AP NEWS

Peppers, Bogues, Brown headline NC Sports Hall of Fame class

January 22, 2020 GMT
North Carolina head coach Mack Brown, right, reacts with offensive lineman Joshua Ezeudu, left, after Brown was doused with water during the second half of the Military Bowl NCAA college football game against Temple, Friday, Dec. 27, 2019, in Annapolis, Md. North Carolina won 55-13. (AP Photo/Julio Cortez)
North Carolina head coach Mack Brown, right, reacts with offensive lineman Joshua Ezeudu, left, after Brown was doused with water during the second half of the Military Bowl NCAA college football game against Temple, Friday, Dec. 27, 2019, in Annapolis, Md. North Carolina won 55-13. (AP Photo/Julio Cortez)

RALEIGH, N.C. (AP) — Retired NFL star Julius Peppers, retired NBA player Muggsy Bogues and current North Carolina football coach Mack Brown headline this spring’s class of inductees to the North Carolina Sports Hall of Fame.

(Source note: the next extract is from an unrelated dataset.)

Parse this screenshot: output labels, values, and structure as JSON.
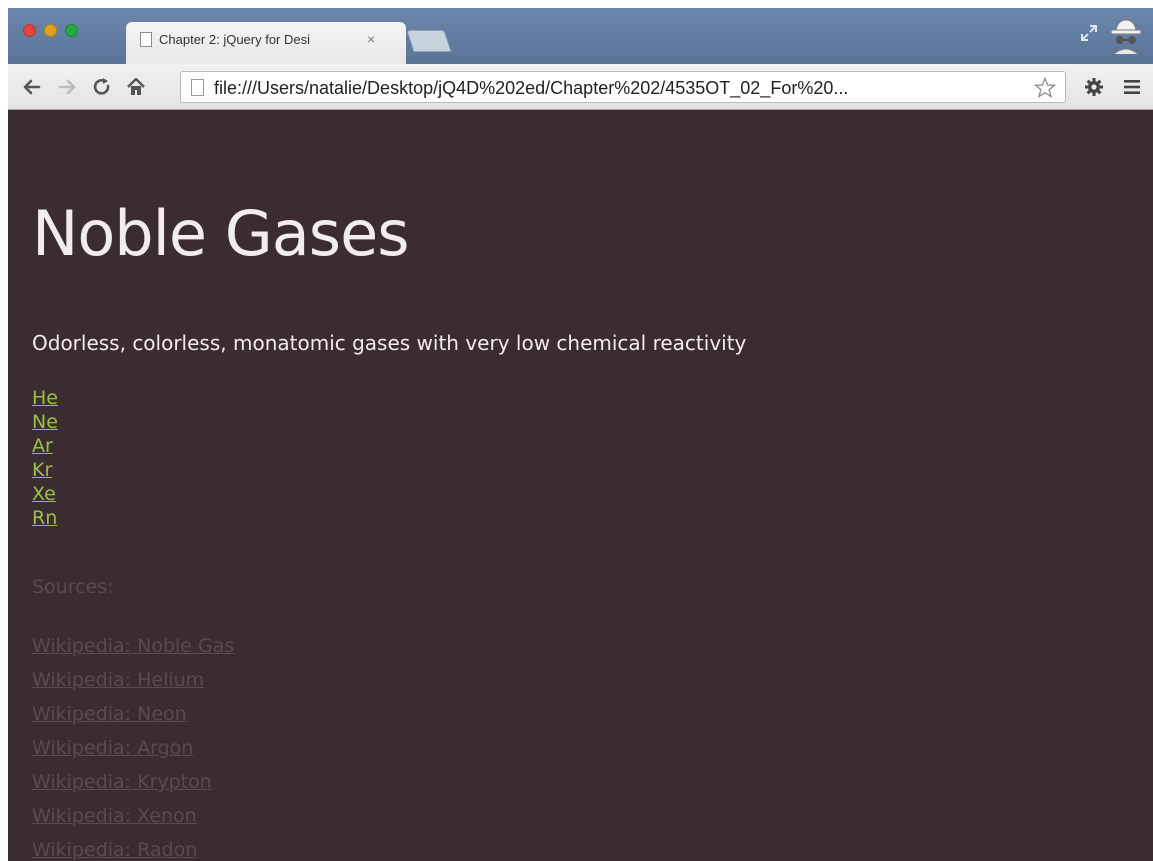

The 12-person class announced Wednesday also includes former Boston Red Sox player Trot Nixon and college basketball TV analyst Debbie Antonelli. The class will be formally inducted May 1 to the hall, which is housed at the North Carolina Museum of History.

Peppers played at Southern Nash High School and later at UNC before a 17-year NFL career, much of that spent with the Carolina Panthers. Bogues rose to fame as a 5-foot-3 point guard at Wake Forest and later with the Charlotte Hornets during a 14-year NBA career.

Brown built the Tar Heels into top-10 national status from 1988-97, then left for Texas during a 16-year run that included a national championship. The winningest active coach in Bowl Subdivision history, Brown returned to the Tar Heels last year and led them to a bowl win.

The rest of the class includes late longtime UNC track and field/cross country coach Dennis Craddock; Charles Kernodle, the Burlington Williams football team doctor for more than 60 years; former Greensboro Page basketball coach Mac Morris; retiring Wolfpack Club executive director Bobby Purcell; former Charlotte athletics director Judy Rose; former Raleigh-based preps sports writer Tim Stevens; and former NFL player Donnell Woolford.